> _EXERCISE REQUIREMENTS_:
If a line of the entries below includes the word "icon", it counts; state the total and nothing further.

==== SOURCE MATERIAL ====

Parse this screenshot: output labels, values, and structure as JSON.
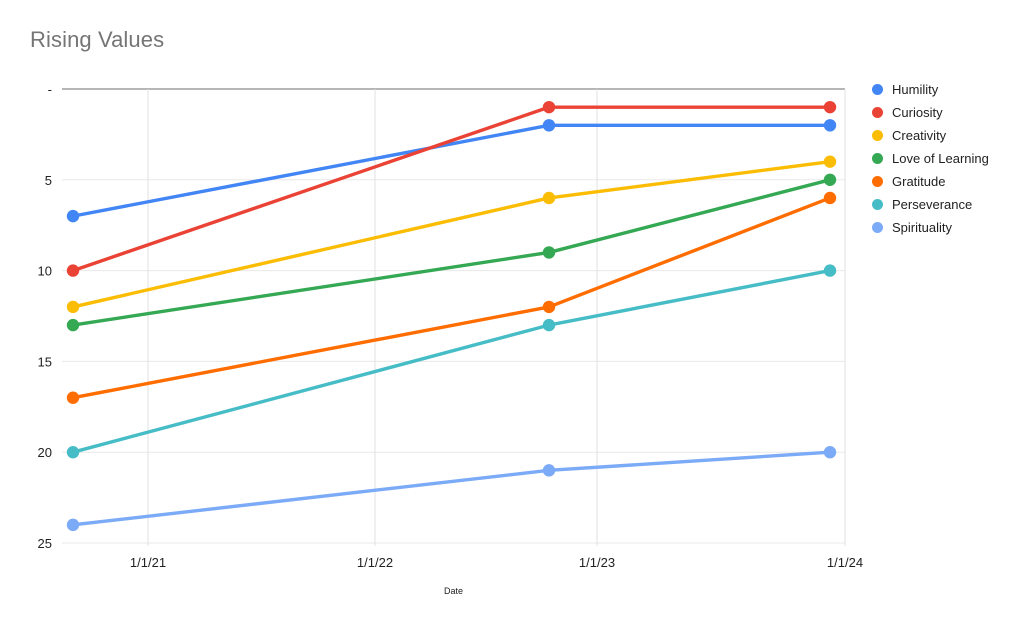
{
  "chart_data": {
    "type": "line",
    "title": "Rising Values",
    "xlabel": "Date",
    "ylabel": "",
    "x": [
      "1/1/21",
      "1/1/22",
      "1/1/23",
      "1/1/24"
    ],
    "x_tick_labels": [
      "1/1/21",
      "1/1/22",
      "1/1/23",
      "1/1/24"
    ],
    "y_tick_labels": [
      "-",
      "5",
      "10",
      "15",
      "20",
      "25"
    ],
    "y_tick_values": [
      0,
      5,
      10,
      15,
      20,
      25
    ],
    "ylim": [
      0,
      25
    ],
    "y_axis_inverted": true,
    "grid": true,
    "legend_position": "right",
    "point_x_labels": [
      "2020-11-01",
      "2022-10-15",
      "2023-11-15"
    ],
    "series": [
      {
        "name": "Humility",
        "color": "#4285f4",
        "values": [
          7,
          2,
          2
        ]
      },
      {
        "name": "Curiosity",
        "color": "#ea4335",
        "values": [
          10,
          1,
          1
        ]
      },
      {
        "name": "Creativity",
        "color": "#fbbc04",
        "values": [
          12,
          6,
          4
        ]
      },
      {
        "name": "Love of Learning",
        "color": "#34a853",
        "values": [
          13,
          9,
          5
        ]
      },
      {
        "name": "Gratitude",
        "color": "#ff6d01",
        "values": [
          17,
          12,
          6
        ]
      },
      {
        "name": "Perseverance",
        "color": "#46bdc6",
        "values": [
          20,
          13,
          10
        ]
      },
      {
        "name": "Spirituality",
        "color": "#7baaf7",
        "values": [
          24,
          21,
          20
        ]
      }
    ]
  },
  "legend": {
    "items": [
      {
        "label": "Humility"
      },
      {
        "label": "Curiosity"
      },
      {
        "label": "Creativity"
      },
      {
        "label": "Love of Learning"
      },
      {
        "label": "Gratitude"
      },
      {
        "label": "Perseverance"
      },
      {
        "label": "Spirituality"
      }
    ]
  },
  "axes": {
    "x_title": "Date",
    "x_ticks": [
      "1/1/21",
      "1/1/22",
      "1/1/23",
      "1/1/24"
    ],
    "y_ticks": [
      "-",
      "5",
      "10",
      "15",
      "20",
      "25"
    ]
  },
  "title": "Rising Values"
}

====
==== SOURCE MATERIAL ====

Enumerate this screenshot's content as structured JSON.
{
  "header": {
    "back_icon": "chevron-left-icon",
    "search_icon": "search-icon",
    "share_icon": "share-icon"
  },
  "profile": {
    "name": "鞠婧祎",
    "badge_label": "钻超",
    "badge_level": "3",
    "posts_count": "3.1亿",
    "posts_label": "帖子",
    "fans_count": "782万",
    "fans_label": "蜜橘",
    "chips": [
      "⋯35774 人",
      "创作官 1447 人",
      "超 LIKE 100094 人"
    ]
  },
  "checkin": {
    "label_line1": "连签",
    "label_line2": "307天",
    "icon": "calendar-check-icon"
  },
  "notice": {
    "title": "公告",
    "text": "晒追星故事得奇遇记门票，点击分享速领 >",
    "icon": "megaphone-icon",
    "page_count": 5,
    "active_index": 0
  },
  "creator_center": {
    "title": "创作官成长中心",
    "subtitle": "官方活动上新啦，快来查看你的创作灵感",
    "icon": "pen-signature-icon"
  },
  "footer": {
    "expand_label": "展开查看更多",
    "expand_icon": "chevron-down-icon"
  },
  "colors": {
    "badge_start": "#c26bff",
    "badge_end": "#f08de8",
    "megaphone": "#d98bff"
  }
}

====

> _SOLUTION_:
7